Kiev’s main problem is not so much the local militias or any Russian meddling. Rather, it is the rapidly worsening socio-economic situation and the growing disenchantment of many Ukrainians with the results of the February revolution, which, if anything, have strengthened the oligarchical rule in the country. Potentially, this could lead to a new Maidan, and a new revolution.

Meanwhile, brief hopes of a U.S./EU-Russian agreement on Ukraine have evaporated. With hindsight, it appears that the Geneva understanding was itself based on a misunderstanding. Today, Washington’s and Moscow’s goals with respect to Ukraine look essentially incompatible. What is happening on the ground is very much a full-scale intelligence war between the two powers.

Will this intelligence war become a prelude to a military conflict? The horrible deaths in Odessa might look like the equivalent of the 1992 mortar attack on the Sarajevo market, or of the expected 2011 massacre in Benghazi. President Vladimir Putin, however, is also aware of the immense dangers and enormous costs of an invasion/proxy war against the United States, and follow-on occupation/rehabilitation of Ukraine, which would sap Russia’s strength and suck dry its resources.

Ever since the Kiev revolutionary coup of February 21-22, Putin has been resolute and ruthless, but also calculating and careful. He might well avoid falling into the fast trap where his many enemies would wish to see him, and hold off long enough before the bulk of the work is done for him.

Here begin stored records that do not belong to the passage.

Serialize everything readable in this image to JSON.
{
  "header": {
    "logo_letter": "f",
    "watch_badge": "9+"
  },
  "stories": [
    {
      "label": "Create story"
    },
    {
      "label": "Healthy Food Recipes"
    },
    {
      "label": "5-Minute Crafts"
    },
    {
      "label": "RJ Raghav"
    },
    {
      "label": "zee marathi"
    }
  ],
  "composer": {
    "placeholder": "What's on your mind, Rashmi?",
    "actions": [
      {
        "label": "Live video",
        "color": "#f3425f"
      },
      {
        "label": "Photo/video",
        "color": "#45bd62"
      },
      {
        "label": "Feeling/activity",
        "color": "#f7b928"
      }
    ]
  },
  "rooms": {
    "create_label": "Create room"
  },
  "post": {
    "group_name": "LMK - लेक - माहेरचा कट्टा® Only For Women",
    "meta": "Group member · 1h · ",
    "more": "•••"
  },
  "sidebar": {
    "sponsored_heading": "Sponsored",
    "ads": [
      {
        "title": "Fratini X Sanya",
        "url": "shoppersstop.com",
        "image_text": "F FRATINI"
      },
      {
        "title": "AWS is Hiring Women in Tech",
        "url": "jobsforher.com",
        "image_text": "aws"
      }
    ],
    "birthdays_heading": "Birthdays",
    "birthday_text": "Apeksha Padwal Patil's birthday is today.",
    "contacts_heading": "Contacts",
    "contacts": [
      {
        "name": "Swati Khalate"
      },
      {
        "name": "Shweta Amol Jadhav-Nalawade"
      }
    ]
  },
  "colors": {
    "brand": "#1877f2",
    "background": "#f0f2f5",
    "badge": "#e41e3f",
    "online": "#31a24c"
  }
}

One can only hope that Ukraine decides its future before it turns into a burnt-out case.

  • Dmitri Trenin